==== Material to process ====
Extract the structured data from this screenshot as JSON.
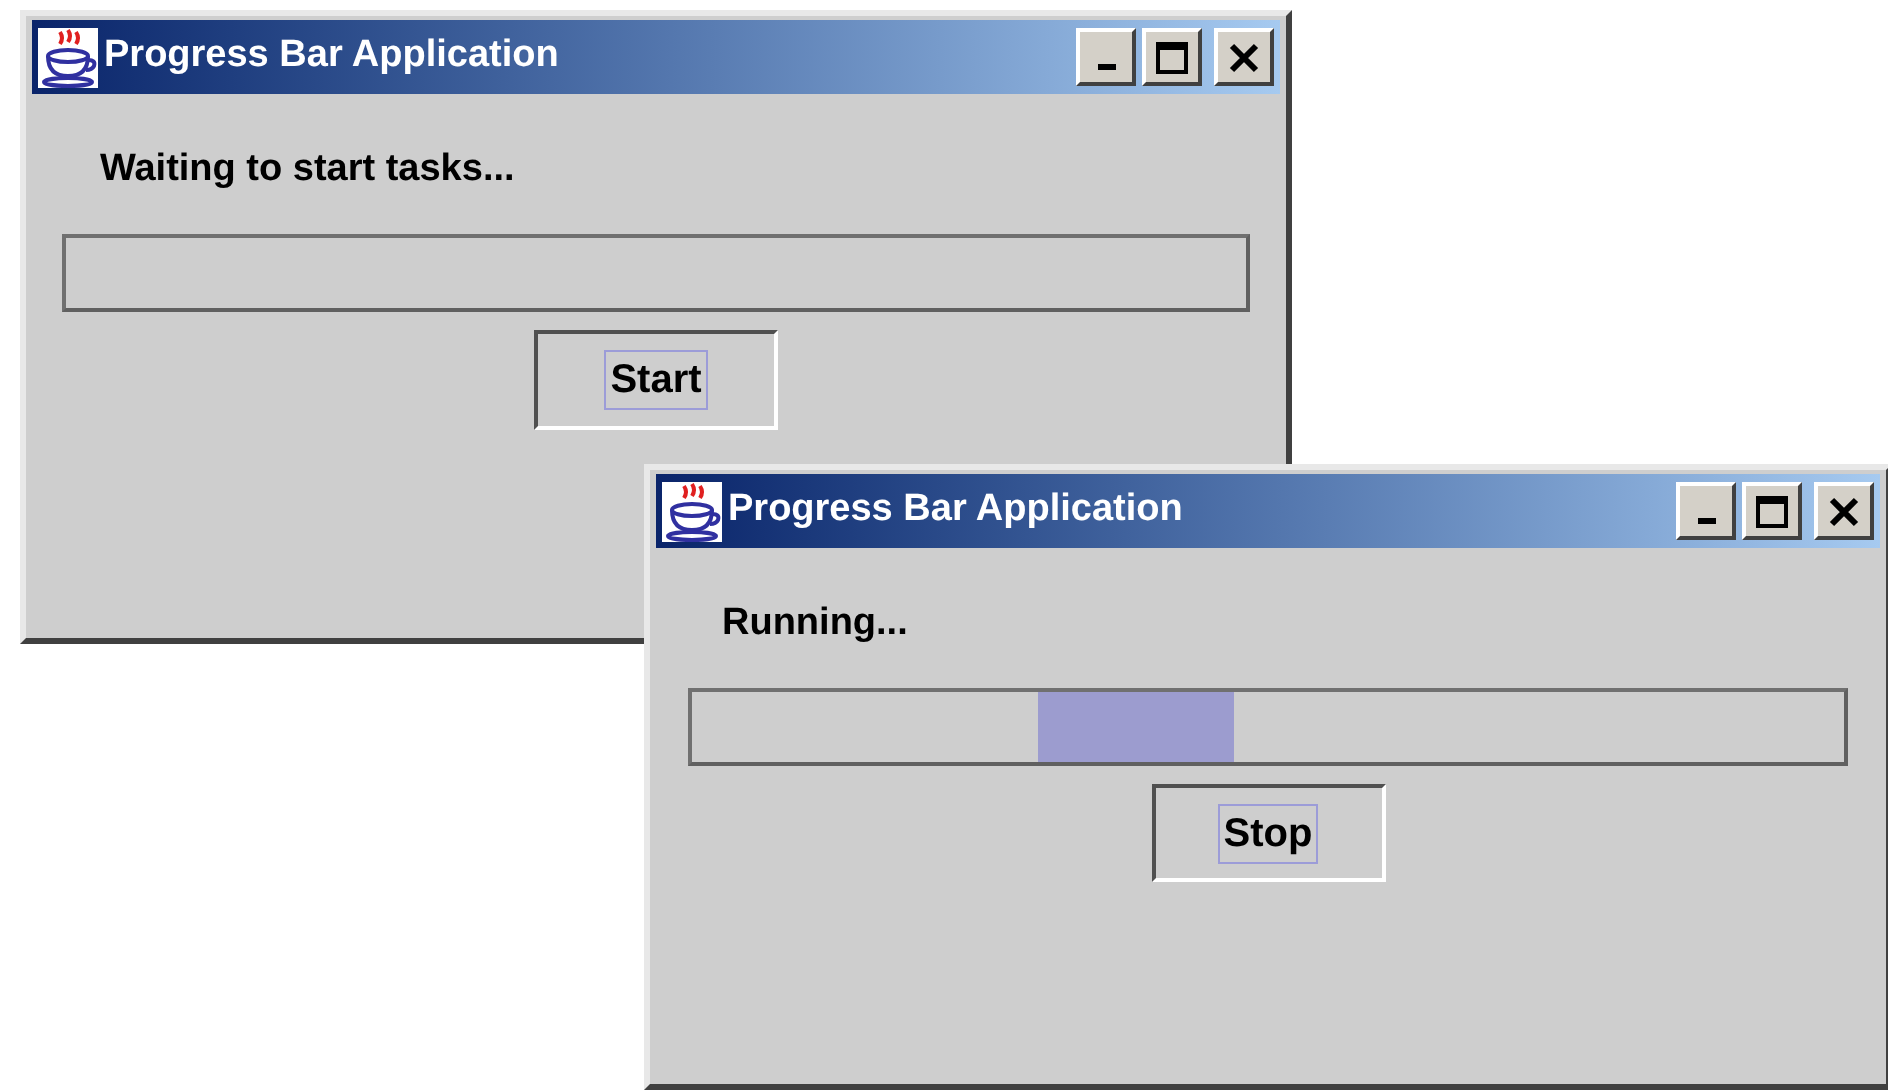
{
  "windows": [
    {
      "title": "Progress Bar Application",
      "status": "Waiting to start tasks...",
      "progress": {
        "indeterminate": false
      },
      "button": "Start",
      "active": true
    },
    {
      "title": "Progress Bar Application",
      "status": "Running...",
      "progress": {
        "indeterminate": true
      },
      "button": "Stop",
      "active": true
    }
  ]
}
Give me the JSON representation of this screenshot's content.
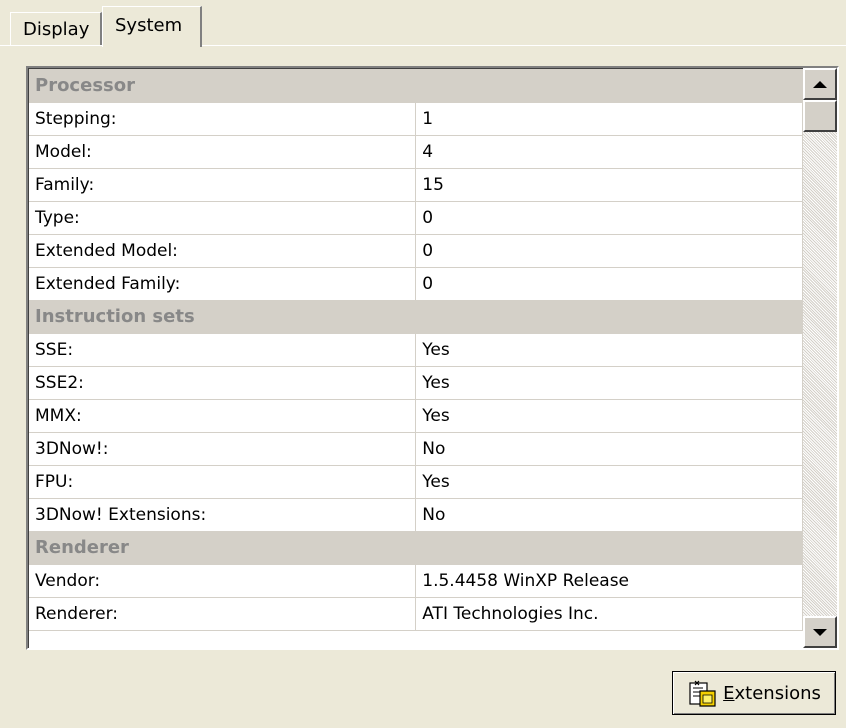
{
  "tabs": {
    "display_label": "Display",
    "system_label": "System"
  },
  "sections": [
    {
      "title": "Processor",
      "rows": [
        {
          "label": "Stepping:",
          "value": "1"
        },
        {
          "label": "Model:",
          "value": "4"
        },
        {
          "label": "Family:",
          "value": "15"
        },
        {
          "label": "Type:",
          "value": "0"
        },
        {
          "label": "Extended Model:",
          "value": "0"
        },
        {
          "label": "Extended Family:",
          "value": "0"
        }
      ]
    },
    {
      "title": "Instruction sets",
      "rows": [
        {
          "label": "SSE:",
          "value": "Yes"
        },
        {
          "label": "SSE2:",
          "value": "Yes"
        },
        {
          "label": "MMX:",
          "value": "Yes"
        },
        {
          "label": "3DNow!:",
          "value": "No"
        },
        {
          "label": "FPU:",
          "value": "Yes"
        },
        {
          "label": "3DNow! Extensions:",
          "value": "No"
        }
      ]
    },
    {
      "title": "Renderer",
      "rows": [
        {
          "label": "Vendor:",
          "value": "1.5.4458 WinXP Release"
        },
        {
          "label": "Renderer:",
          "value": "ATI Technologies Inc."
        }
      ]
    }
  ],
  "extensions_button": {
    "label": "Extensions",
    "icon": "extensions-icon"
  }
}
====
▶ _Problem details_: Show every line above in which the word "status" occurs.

▶ _Task result_:
      "status": "Waiting to start tasks...",
      "status": "Running...",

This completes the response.